**PROBLEM DETAILS**
Repeat the whole listing word for word, skipping pictures.

**TASK DATA**
<<<<

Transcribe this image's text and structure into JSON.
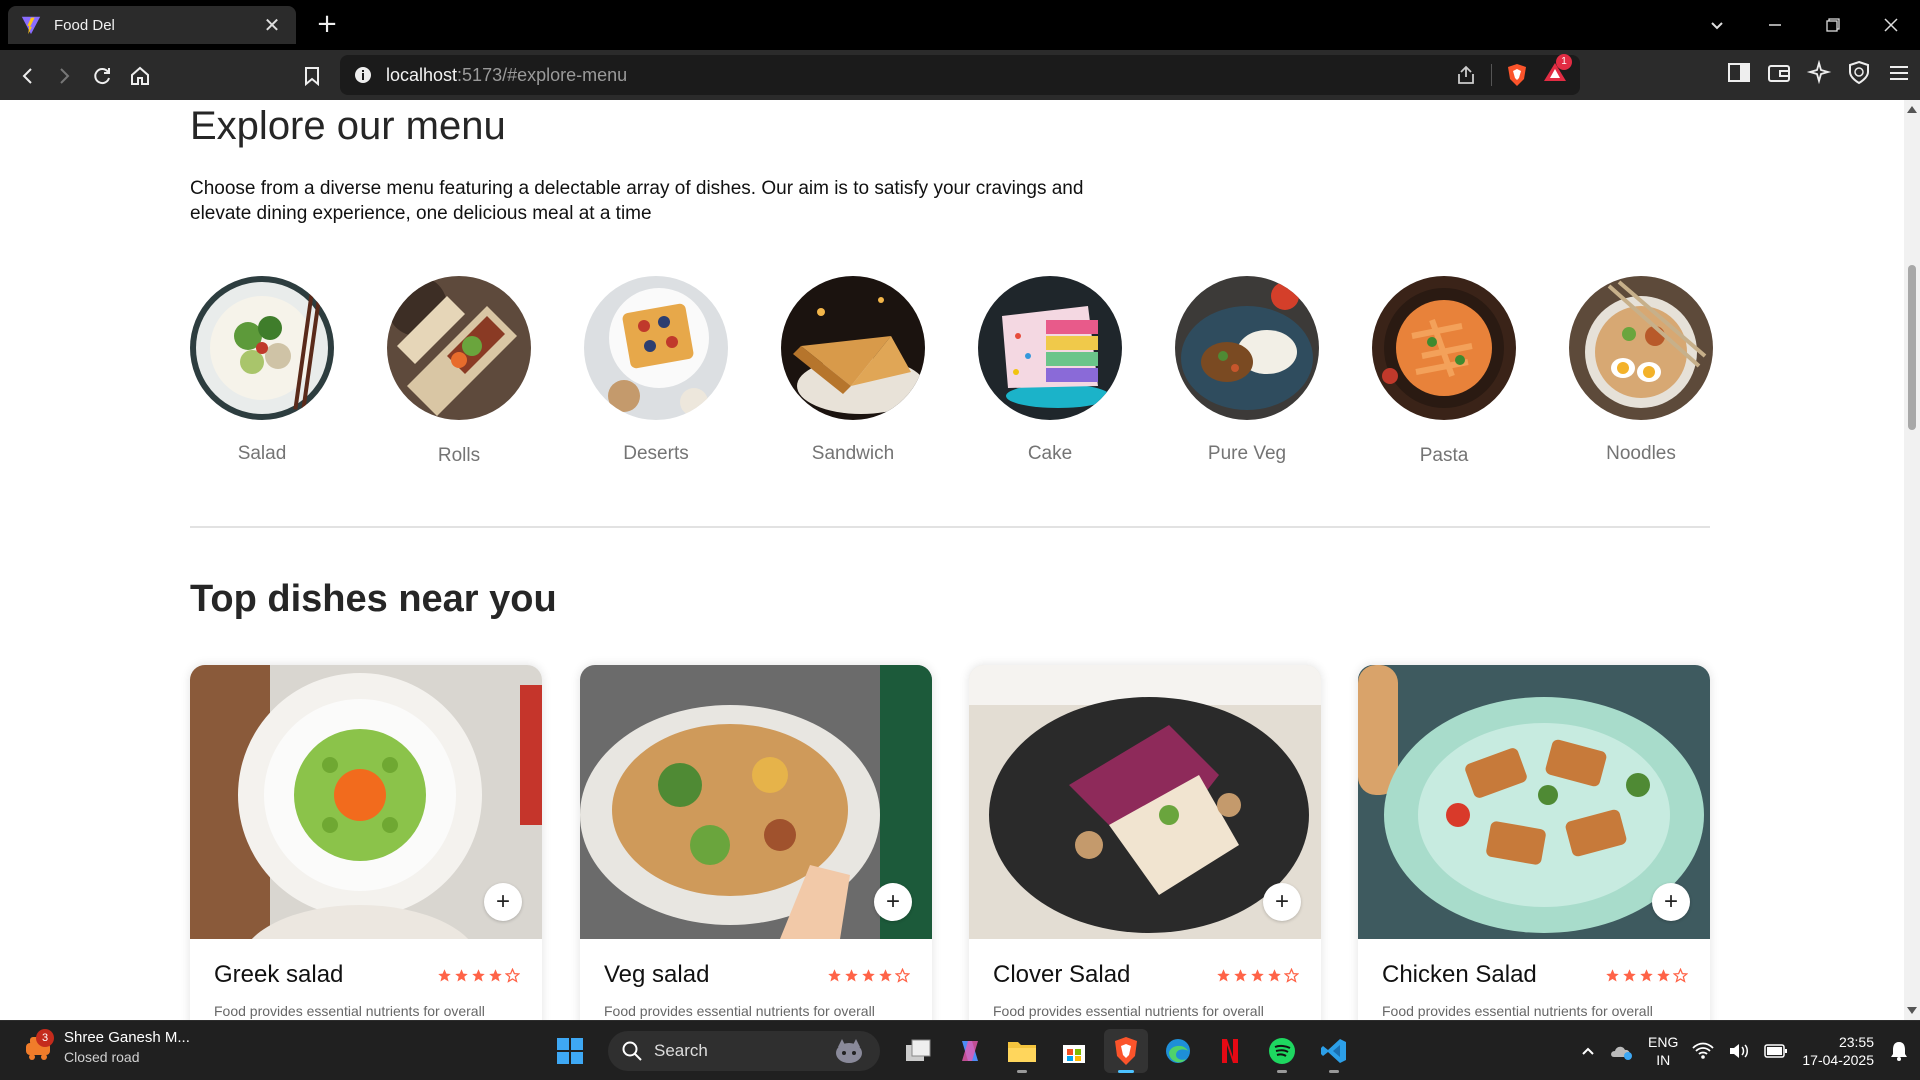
{
  "browser": {
    "tab_title": "Food Del",
    "url_host": "localhost",
    "url_rest": ":5173/#explore-menu",
    "notification_count": "1",
    "accent": "#fb542b"
  },
  "explore": {
    "title": "Explore our menu",
    "text": "Choose from a diverse menu featuring a delectable array of dishes. Our aim is to satisfy your cravings and elevate dining experience, one delicious meal at a time",
    "items": [
      {
        "label": "Salad"
      },
      {
        "label": "Rolls"
      },
      {
        "label": "Deserts"
      },
      {
        "label": "Sandwich"
      },
      {
        "label": "Cake"
      },
      {
        "label": "Pure Veg"
      },
      {
        "label": "Pasta"
      },
      {
        "label": "Noodles"
      }
    ]
  },
  "top_dishes": {
    "title": "Top dishes near you",
    "rating_color": "#ff6347",
    "cards": [
      {
        "name": "Greek salad",
        "rating": 4,
        "add_label": "+",
        "desc": "Food provides essential nutrients for overall"
      },
      {
        "name": "Veg salad",
        "rating": 4,
        "add_label": "+",
        "desc": "Food provides essential nutrients for overall"
      },
      {
        "name": "Clover Salad",
        "rating": 4,
        "add_label": "+",
        "desc": "Food provides essential nutrients for overall"
      },
      {
        "name": "Chicken Salad",
        "rating": 4,
        "add_label": "+",
        "desc": "Food provides essential nutrients for overall"
      }
    ]
  },
  "taskbar": {
    "weather_title": "Shree Ganesh M...",
    "weather_sub": "Closed road",
    "weather_badge": "3",
    "search_label": "Search",
    "lang_top": "ENG",
    "lang_bottom": "IN",
    "time": "23:55",
    "date": "17-04-2025"
  }
}
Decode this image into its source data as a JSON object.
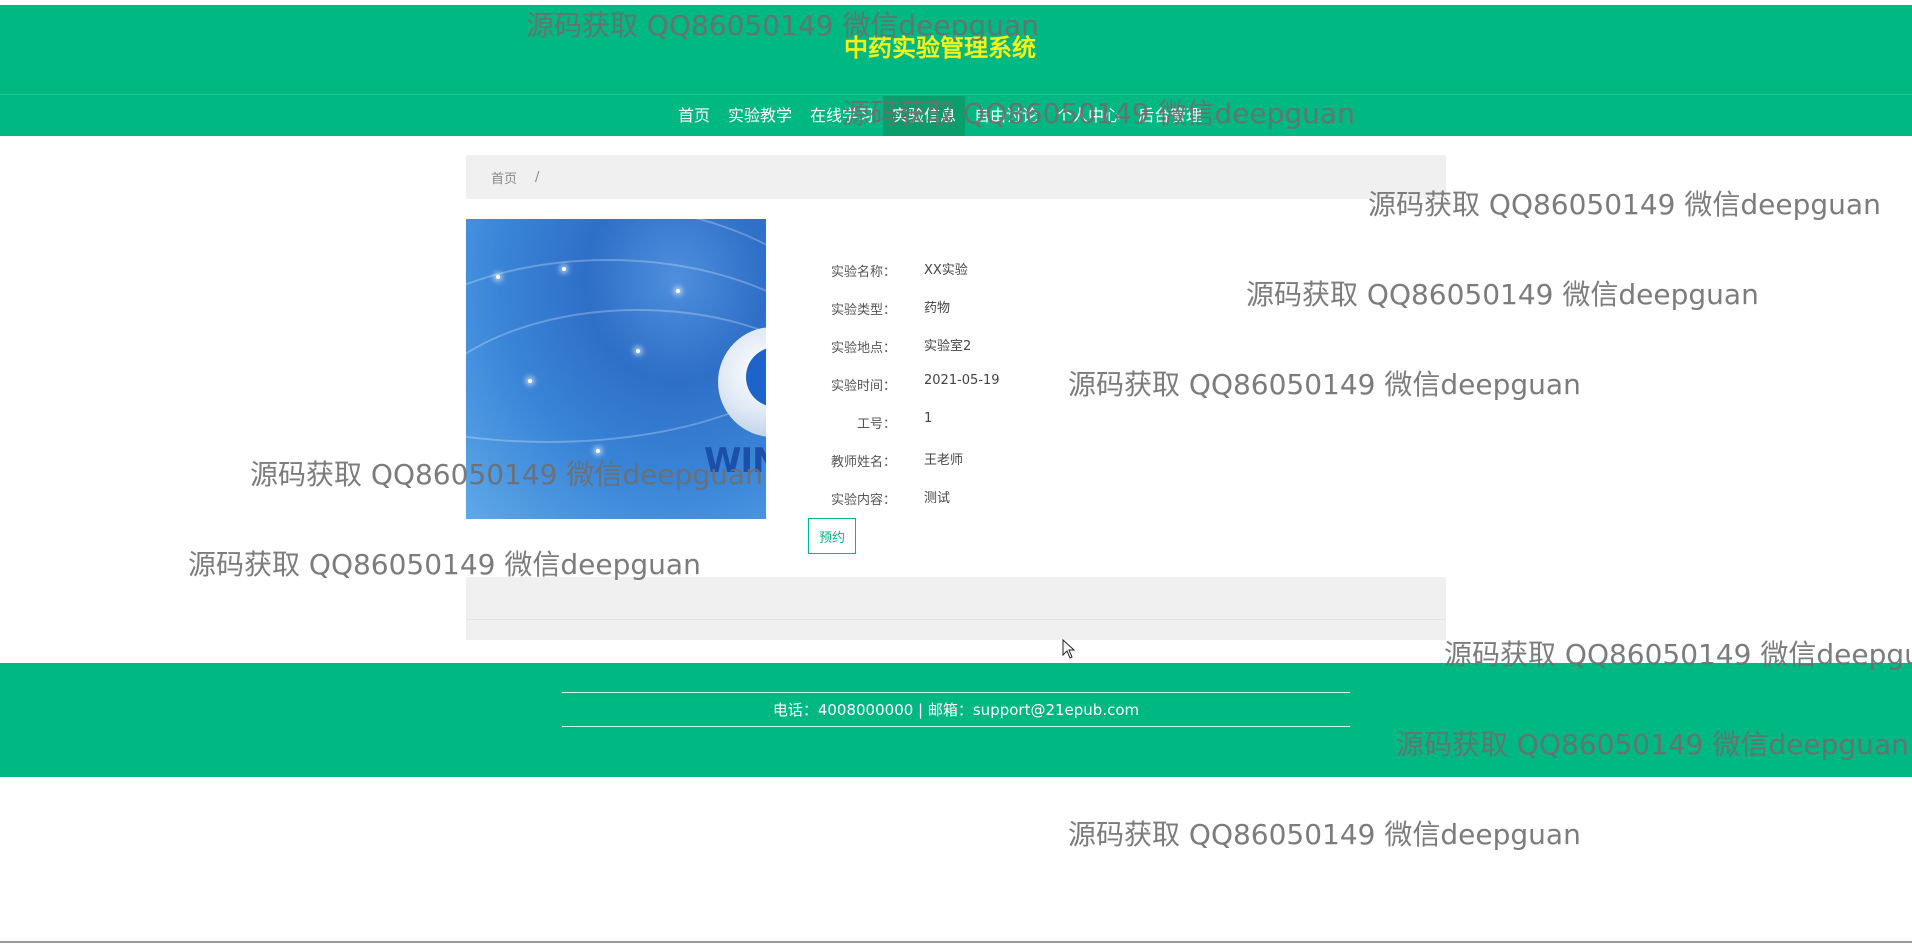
{
  "theme": {
    "accent": "#00b882",
    "title_color": "#f5f11a"
  },
  "header": {
    "title": "中药实验管理系统"
  },
  "nav": {
    "items": [
      {
        "label": "首页"
      },
      {
        "label": "实验教学"
      },
      {
        "label": "在线学习"
      },
      {
        "label": "实验信息"
      },
      {
        "label": "自由讨论"
      },
      {
        "label": "个人中心"
      },
      {
        "label": "后台管理"
      }
    ],
    "active": "实验信息"
  },
  "breadcrumb": {
    "home": "首页",
    "separator": "/"
  },
  "detail": {
    "image_logo_text": "WIN",
    "fields": [
      {
        "label": "实验名称：",
        "value": "XX实验"
      },
      {
        "label": "实验类型：",
        "value": "药物"
      },
      {
        "label": "实验地点：",
        "value": "实验室2"
      },
      {
        "label": "实验时间：",
        "value": "2021-05-19"
      },
      {
        "label": "工号：",
        "value": "1"
      },
      {
        "label": "教师姓名：",
        "value": "王老师"
      },
      {
        "label": "实验内容：",
        "value": "测试"
      }
    ],
    "book_button": "预约"
  },
  "footer": {
    "contact": "电话：4008000000 | 邮箱：support@21epub.com"
  },
  "watermark": {
    "text": "源码获取 QQ86050149 微信deepguan"
  }
}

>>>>

**ANSWER SECTION**
Transcribe this image's text and structure into JSON.
{
  "browser": {
    "tab_title": "Food Del",
    "url_host": "localhost",
    "url_rest": ":5173/#explore-menu",
    "notification_count": "1",
    "accent": "#fb542b"
  },
  "explore": {
    "title": "Explore our menu",
    "text": "Choose from a diverse menu featuring a delectable array of dishes. Our aim is to satisfy your cravings and elevate dining experience, one delicious meal at a time",
    "items": [
      {
        "label": "Salad"
      },
      {
        "label": "Rolls"
      },
      {
        "label": "Deserts"
      },
      {
        "label": "Sandwich"
      },
      {
        "label": "Cake"
      },
      {
        "label": "Pure Veg"
      },
      {
        "label": "Pasta"
      },
      {
        "label": "Noodles"
      }
    ]
  },
  "top_dishes": {
    "title": "Top dishes near you",
    "rating_color": "#ff6347",
    "cards": [
      {
        "name": "Greek salad",
        "rating": 4,
        "add_label": "+",
        "desc": "Food provides essential nutrients for overall"
      },
      {
        "name": "Veg salad",
        "rating": 4,
        "add_label": "+",
        "desc": "Food provides essential nutrients for overall"
      },
      {
        "name": "Clover Salad",
        "rating": 4,
        "add_label": "+",
        "desc": "Food provides essential nutrients for overall"
      },
      {
        "name": "Chicken Salad",
        "rating": 4,
        "add_label": "+",
        "desc": "Food provides essential nutrients for overall"
      }
    ]
  },
  "taskbar": {
    "weather_title": "Shree Ganesh M...",
    "weather_sub": "Closed road",
    "weather_badge": "3",
    "search_label": "Search",
    "lang_top": "ENG",
    "lang_bottom": "IN",
    "time": "23:55",
    "date": "17-04-2025"
  }
}
Decode this image into its source data as a JSON object.
{
  "theme": {
    "accent": "#00b882",
    "title_color": "#f5f11a"
  },
  "header": {
    "title": "中药实验管理系统"
  },
  "nav": {
    "items": [
      {
        "label": "首页"
      },
      {
        "label": "实验教学"
      },
      {
        "label": "在线学习"
      },
      {
        "label": "实验信息"
      },
      {
        "label": "自由讨论"
      },
      {
        "label": "个人中心"
      },
      {
        "label": "后台管理"
      }
    ],
    "active": "实验信息"
  },
  "breadcrumb": {
    "home": "首页",
    "separator": "/"
  },
  "detail": {
    "image_logo_text": "WIN",
    "fields": [
      {
        "label": "实验名称：",
        "value": "XX实验"
      },
      {
        "label": "实验类型：",
        "value": "药物"
      },
      {
        "label": "实验地点：",
        "value": "实验室2"
      },
      {
        "label": "实验时间：",
        "value": "2021-05-19"
      },
      {
        "label": "工号：",
        "value": "1"
      },
      {
        "label": "教师姓名：",
        "value": "王老师"
      },
      {
        "label": "实验内容：",
        "value": "测试"
      }
    ],
    "book_button": "预约"
  },
  "footer": {
    "contact": "电话：4008000000 | 邮箱：support@21epub.com"
  },
  "watermark": {
    "text": "源码获取 QQ86050149 微信deepguan"
  }
}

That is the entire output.